• GOAL OF THE EXERCISE:
Pull out each line of the records holding the string "plus".

• GIVEN INFORMATION:
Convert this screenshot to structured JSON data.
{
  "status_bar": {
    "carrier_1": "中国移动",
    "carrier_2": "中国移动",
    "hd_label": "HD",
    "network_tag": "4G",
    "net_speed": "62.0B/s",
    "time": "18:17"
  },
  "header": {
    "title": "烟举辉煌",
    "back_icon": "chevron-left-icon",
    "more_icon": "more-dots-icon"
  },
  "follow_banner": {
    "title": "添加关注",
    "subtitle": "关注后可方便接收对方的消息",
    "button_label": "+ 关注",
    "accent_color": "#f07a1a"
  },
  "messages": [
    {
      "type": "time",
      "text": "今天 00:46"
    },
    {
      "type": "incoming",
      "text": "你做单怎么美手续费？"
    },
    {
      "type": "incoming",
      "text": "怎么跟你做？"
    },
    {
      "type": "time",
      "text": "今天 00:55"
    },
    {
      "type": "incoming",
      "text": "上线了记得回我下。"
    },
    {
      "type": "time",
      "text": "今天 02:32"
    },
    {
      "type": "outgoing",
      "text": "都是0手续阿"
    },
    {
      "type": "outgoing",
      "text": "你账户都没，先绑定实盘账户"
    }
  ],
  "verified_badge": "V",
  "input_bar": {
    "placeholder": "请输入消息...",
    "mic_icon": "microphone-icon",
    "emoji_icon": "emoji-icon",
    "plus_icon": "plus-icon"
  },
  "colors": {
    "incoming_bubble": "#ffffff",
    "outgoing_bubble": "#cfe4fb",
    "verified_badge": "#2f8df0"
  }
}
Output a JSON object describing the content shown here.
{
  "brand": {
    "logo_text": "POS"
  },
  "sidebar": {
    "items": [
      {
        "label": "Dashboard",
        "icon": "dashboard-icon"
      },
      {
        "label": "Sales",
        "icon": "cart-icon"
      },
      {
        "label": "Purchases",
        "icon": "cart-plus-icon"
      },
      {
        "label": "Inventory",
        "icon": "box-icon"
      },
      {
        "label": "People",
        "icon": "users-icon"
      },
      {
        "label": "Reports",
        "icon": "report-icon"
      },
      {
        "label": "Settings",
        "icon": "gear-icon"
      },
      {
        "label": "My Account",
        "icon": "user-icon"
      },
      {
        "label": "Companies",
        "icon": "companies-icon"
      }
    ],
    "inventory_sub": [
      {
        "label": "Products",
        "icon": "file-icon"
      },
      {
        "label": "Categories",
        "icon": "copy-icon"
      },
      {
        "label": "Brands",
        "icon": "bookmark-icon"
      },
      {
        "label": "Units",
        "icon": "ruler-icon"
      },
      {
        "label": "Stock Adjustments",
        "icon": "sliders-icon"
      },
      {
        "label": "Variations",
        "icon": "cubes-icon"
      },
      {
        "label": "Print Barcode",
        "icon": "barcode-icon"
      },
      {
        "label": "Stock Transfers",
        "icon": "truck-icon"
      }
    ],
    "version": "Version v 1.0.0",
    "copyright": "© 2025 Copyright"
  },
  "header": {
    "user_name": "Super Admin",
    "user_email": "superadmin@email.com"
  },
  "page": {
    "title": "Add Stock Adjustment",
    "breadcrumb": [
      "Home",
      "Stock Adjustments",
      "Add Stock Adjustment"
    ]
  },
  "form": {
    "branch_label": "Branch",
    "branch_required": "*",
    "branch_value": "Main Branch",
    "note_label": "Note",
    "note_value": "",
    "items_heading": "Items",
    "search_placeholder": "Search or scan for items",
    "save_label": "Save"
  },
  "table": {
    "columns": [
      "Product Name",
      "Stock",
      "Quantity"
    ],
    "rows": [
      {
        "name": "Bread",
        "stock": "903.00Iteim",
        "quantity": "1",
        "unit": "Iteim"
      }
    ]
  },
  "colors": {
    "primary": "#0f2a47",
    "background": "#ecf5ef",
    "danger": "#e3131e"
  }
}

• SOLUTION TO THIS EXERCISE:
    "plus_icon": "plus-icon"
        "icon": "cart-plus-icon"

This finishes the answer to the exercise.